In the years to come if we were able to completely overcome cardiovascular disease and cancer, the average life expectancy would extend a further 3 to 6 years; therefore, by applying this data to our country, the life expectancy would change from the current 83.3 to 87 or 90 years.
Caloric restriction, metformin, rapamycin, resveratrol, gene therapy and stem cells, the present and future of Preventive Anti-ageing Medicine.
In previous blogs we have previously commented about the differences between healthy ageing medicine and genuine anti-ageing medicine. Genuine anti-ageing medicine is medicine designed to not only lengthen your disease-free life, but also your maximum life expectancy. Today we must focus on taking positive steps within our control such as caloric restriction which is the best known technique for increasing longevity: the process has been shown to work in rodents and it is possible in large primates, but we still do not know if it will be truly effective in humans; furthermore, the implementation is painful and involves a level of sacrifice. However, the future will come hand in hand with new and not so new drugs, such as gene therapy and stem cells.

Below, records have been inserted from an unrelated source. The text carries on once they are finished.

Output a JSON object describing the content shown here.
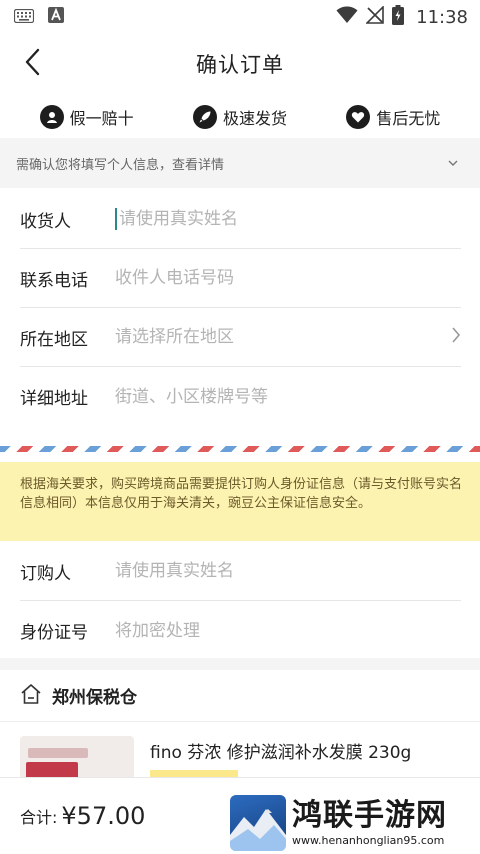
{
  "status_bar": {
    "time": "11:38",
    "icons": [
      "keyboard-icon",
      "a-app-icon",
      "wifi-icon",
      "no-signal-icon",
      "battery-charging-icon"
    ]
  },
  "nav": {
    "title": "确认订单",
    "back_icon": "chevron-left-icon"
  },
  "guarantees": [
    {
      "label": "假一赔十",
      "icon": "badge-icon"
    },
    {
      "label": "极速发货",
      "icon": "rocket-icon"
    },
    {
      "label": "售后无忧",
      "icon": "heart-icon"
    }
  ],
  "info_bar": {
    "text": "需确认您将填写个人信息，查看详情",
    "icon": "chevron-down-icon"
  },
  "address_form": {
    "recipient": {
      "label": "收货人",
      "placeholder": "请使用真实姓名"
    },
    "phone": {
      "label": "联系电话",
      "placeholder": "收件人电话号码"
    },
    "region": {
      "label": "所在地区",
      "placeholder": "请选择所在地区"
    },
    "detail": {
      "label": "详细地址",
      "placeholder": "街道、小区楼牌号等"
    }
  },
  "customs_notice": "根据海关要求，购买跨境商品需要提供订购人身份证信息（请与支付账号实名信息相同）本信息仅用于海关清关，豌豆公主保证信息安全。",
  "buyer_form": {
    "name": {
      "label": "订购人",
      "placeholder": "请使用真实姓名"
    },
    "id_number": {
      "label": "身份证号",
      "placeholder": "将加密处理"
    }
  },
  "warehouse": {
    "name": "郑州保税仓",
    "icon": "home-icon"
  },
  "product": {
    "name": "fino 芬浓 修护滋润补水发膜 230g"
  },
  "total": {
    "label": "合计:",
    "amount": "¥57.00"
  },
  "watermark": {
    "title": "鸿联手游网",
    "url": "www.henanhonglian95.com"
  },
  "colors": {
    "notice_bg": "#fdf3b0",
    "notice_text": "#6b5a2a",
    "airmail_red": "#e05a5a",
    "airmail_blue": "#6a9fd8",
    "caret": "#2a8a86"
  }
}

Until just a few months ago it was unthinkable that the health authorities would be considering the existence of an anti-ageing drug, since ageing is not a disease, or is it?. More and more authoritative voices are changing their opinion on the concept that ageing is itself a disease that can be prevented, or at least postponed. Along this line of thought, the FDA have recently approved the first clinical trial to combat ageing by using metformin. But rapamycin or resveratrol are also in the race to be part of a new line of anti-ageing drugs.

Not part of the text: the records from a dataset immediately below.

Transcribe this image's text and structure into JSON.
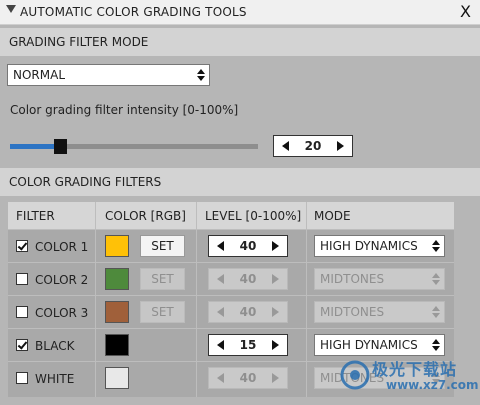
{
  "window": {
    "title": "AUTOMATIC COLOR GRADING TOOLS",
    "close_label": "X"
  },
  "mode_section": {
    "header": "GRADING FILTER MODE",
    "mode_select_value": "NORMAL",
    "intensity_label": "Color grading filter intensity [0-100%]",
    "intensity_value": "20",
    "intensity_fraction": 0.2
  },
  "filters_section": {
    "header": "COLOR GRADING FILTERS",
    "columns": [
      "FILTER",
      "COLOR [RGB]",
      "LEVEL [0-100%]",
      "MODE"
    ],
    "rows": [
      {
        "name": "COLOR 1",
        "checked": true,
        "swatch": "#ffc107",
        "set_label": "SET",
        "has_set": true,
        "level": "40",
        "mode": "HIGH DYNAMICS"
      },
      {
        "name": "COLOR 2",
        "checked": false,
        "swatch": "#4e8a3c",
        "set_label": "SET",
        "has_set": true,
        "level": "40",
        "mode": "MIDTONES"
      },
      {
        "name": "COLOR 3",
        "checked": false,
        "swatch": "#a0603a",
        "set_label": "SET",
        "has_set": true,
        "level": "40",
        "mode": "MIDTONES"
      },
      {
        "name": "BLACK",
        "checked": true,
        "swatch": "#000000",
        "set_label": "",
        "has_set": false,
        "level": "15",
        "mode": "HIGH DYNAMICS"
      },
      {
        "name": "WHITE",
        "checked": false,
        "swatch": "#e8e8e8",
        "set_label": "",
        "has_set": false,
        "level": "40",
        "mode": "MIDTONES"
      }
    ]
  },
  "watermark": {
    "text": "极光下载站",
    "sub": "www.xz7.com"
  }
}
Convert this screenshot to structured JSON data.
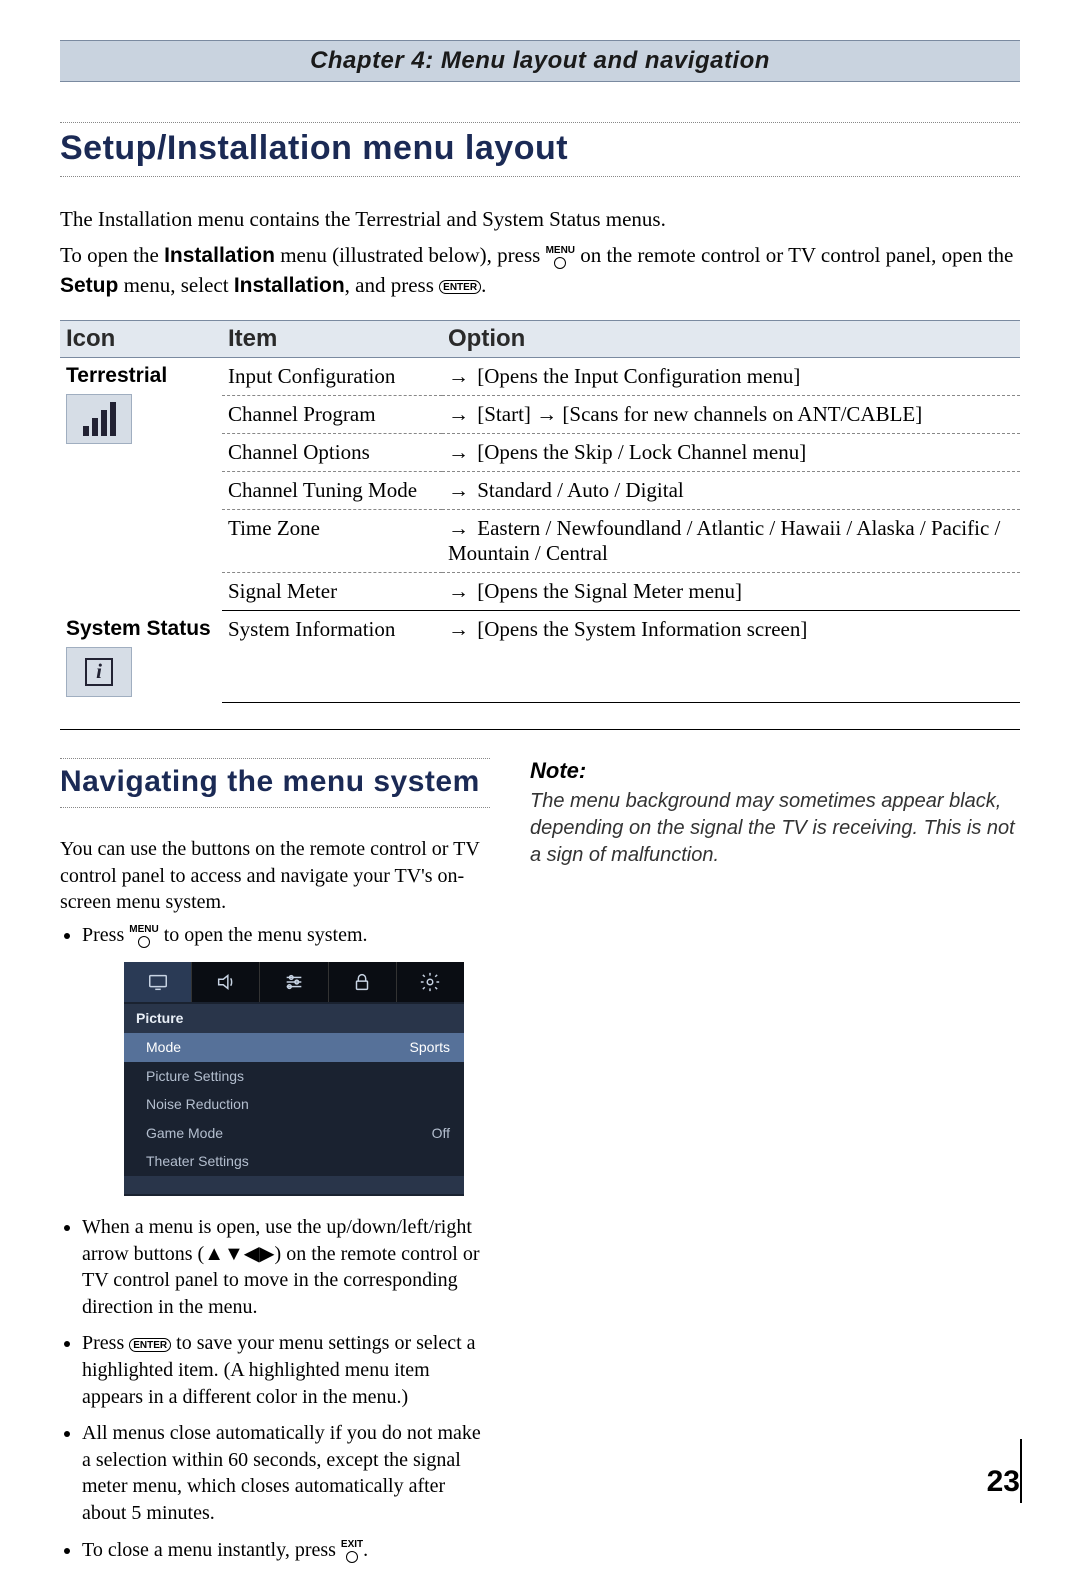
{
  "chapter_banner": "Chapter 4: Menu layout and navigation",
  "section1": {
    "title": "Setup/Installation menu layout",
    "intro_line1": "The Installation menu contains the Terrestrial and System Status menus.",
    "intro_line2_a": "To open the ",
    "intro_line2_b": "Installation",
    "intro_line2_c": " menu (illustrated below), press ",
    "intro_line2_d": " on the remote control or TV control panel, open the ",
    "intro_line3_a": "Setup",
    "intro_line3_b": " menu, select ",
    "intro_line3_c": "Installation",
    "intro_line3_d": ", and press ",
    "intro_line3_e": "."
  },
  "buttons": {
    "menu_label": "MENU",
    "enter_label": "ENTER",
    "exit_label": "EXIT"
  },
  "table": {
    "headers": {
      "icon": "Icon",
      "item": "Item",
      "option": "Option"
    },
    "groups": [
      {
        "label": "Terrestrial",
        "icon": "signal",
        "rows": [
          {
            "item": "Input Configuration",
            "option": "[Opens the Input Configuration menu]"
          },
          {
            "item": "Channel Program",
            "option": "[Start] → [Scans for new channels on ANT/CABLE]"
          },
          {
            "item": "Channel Options",
            "option": "[Opens the Skip / Lock Channel menu]"
          },
          {
            "item": "Channel Tuning Mode",
            "option": "Standard / Auto / Digital"
          },
          {
            "item": "Time Zone",
            "option": "Eastern / Newfoundland / Atlantic / Hawaii / Alaska / Pacific / Mountain / Central"
          },
          {
            "item": "Signal Meter",
            "option": "[Opens the Signal Meter menu]"
          }
        ]
      },
      {
        "label": "System Status",
        "icon": "info",
        "rows": [
          {
            "item": "System Information",
            "option": "[Opens the System Information screen]"
          }
        ]
      }
    ]
  },
  "section2": {
    "title": "Navigating the menu system",
    "intro": "You can use the buttons on the remote control or TV control panel to access and navigate your TV's on-screen menu system.",
    "bullets": {
      "b1_a": "Press ",
      "b1_b": " to open the menu system.",
      "b2": "When a menu is open, use the up/down/left/right arrow buttons (▲▼◀▶) on the remote control or TV control panel to move in the corresponding direction in the menu.",
      "b3_a": "Press ",
      "b3_b": " to save your menu settings or select a highlighted item. (A highlighted menu item appears in a different color in the menu.)",
      "b4": "All menus close automatically if you do not make a selection within 60 seconds, except the signal meter menu, which closes automatically after about 5 minutes.",
      "b5_a": "To close a menu instantly, press ",
      "b5_b": "."
    }
  },
  "osd": {
    "header": "Picture",
    "rows": [
      {
        "label": "Mode",
        "value": "Sports",
        "selected": true
      },
      {
        "label": "Picture Settings",
        "value": "",
        "selected": false
      },
      {
        "label": "Noise Reduction",
        "value": "",
        "selected": false
      },
      {
        "label": "Game Mode",
        "value": "Off",
        "selected": false
      },
      {
        "label": "Theater Settings",
        "value": "",
        "selected": false
      }
    ]
  },
  "note": {
    "title": "Note:",
    "body": "The menu background may sometimes appear black, depending on the signal the TV is receiving. This is not a sign of malfunction."
  },
  "page_number": "23"
}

As advances in genetics are made these are accompanied by those who are searching for more such as Human Longevity and Craig Venter (the first scientist to sequence the human genome) as he searches for the genes responsible for determining longevity in humans or Bioviva Sciences and Elisabeth Parrish, who is providing genetic treatments to activate telomerase and inhibit myostatin, two actions that are understood to extend life, at least in mice. The world of regenerative stem cell therapy is not far behind in their search for cell repair and cell rejuvenation therapies.
Like the article in The Economist, August was the month when the RAAD Festival (The Revolution Against Aging and Death) took place, a sort of pseudoscientific event held in California that attracts hundreds of participants interested in the latest developments in longevity. Attendees included: Aubrey de Gray, Bill Andrews, Suzanne Sommers, Liz Parrish, Ray Kurzweil, etc. Our friend and collaborator Steve Matlin, CEO of Life Length was also at the event. Life Length markets the use of telomeric research and is furthering steps overseas due to increased demand and expectation in the US. RAAD fest attendees may not be able to benefit from all of the anti-ageing therapies, but there is no doubt that their children and grandchildren will.

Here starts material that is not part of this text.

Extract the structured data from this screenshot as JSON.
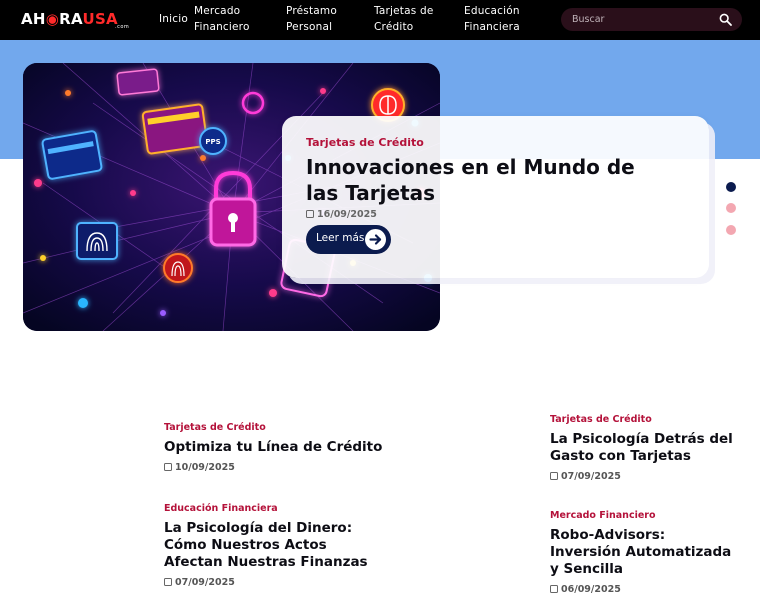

And while we wait for the arrival of these therapies in the future, let us continue to push forward with Neolife’s protocols Preventative, Proactive, Predictive and Personalized Medicine in our efforts to achieve healthy ageing until the end of our days.